The sugar – mainly from Brazil – was seized in Eastleigh estate in Nairobi and suspects arrested.
At a press briefing last week Matiang’i added that it has about 12 per cent moisture and is harmful to consumers.
The CS said the results of tests on counterfeit goods confiscated over the last one month have been “shocking”.
“It is unfortunate that some characters are making abnormal profits from selling poisonous and injurious products to Kenyans,” he said. “The criminality around illegal sugar importation and fuel adulteration is mind boggling.”
But the claims were refuted on Wednesday, by his Industrialization counterpart, Adan Mohammed.
Adan was speaking while answering questions from the same committee chaired by Kanini Kega.
He challenged anyone with evidence of mercury in contraband sugar to present it to the Kenya Bureau of Standards.
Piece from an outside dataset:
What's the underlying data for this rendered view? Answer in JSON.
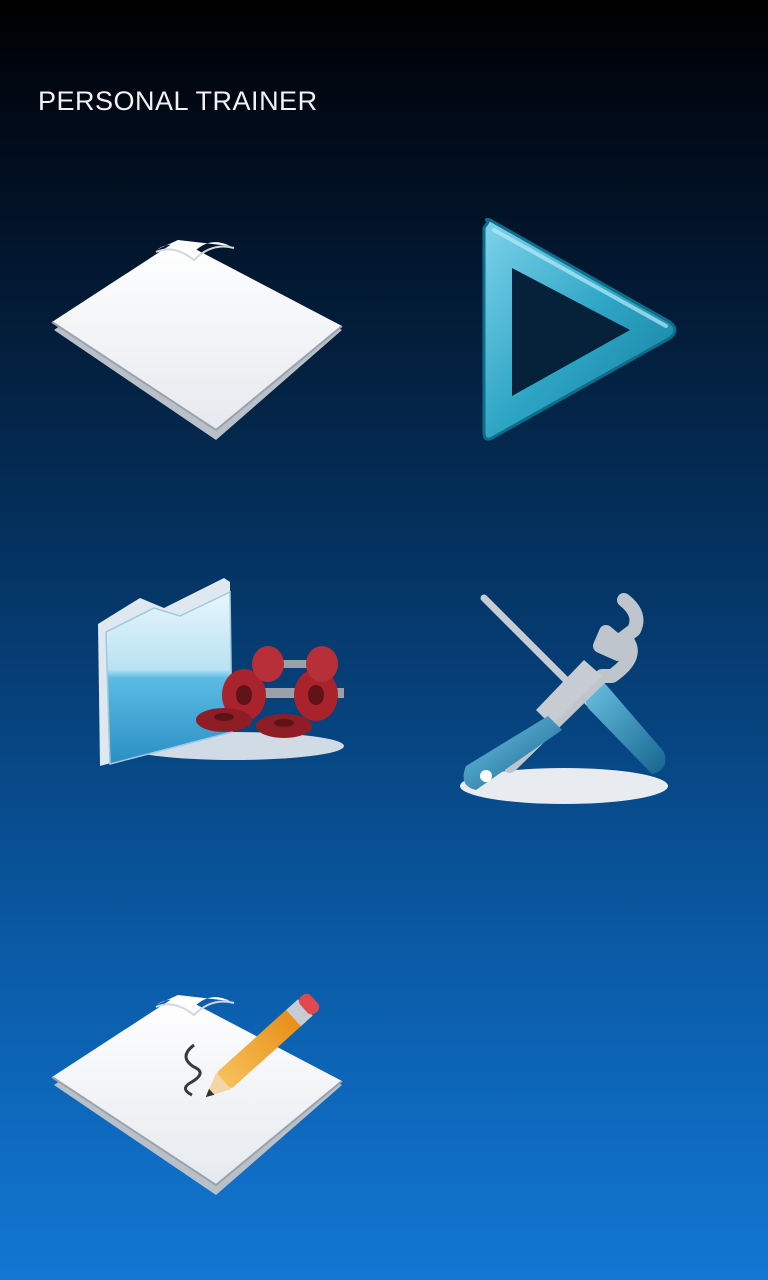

“Tests carried out by KEBS did not find any form of toxic metal as claimed. I however call on anyone with contrary information to alert the authorities,” Mohammed told the Trade Committee which was meeting at a city hotel to discuss the amendments to the anti-counterfeit laws.
In a quick response, Directorate of Criminal Investigations director George Kinoti told the CS to fact check his information on the contraband sugar scandal.
Kinoti insisted that mercury and other harmful substances are found in netted sugar adding that the CS needs to “get his facts right.”
Story credit: Patrick Vidija/The Star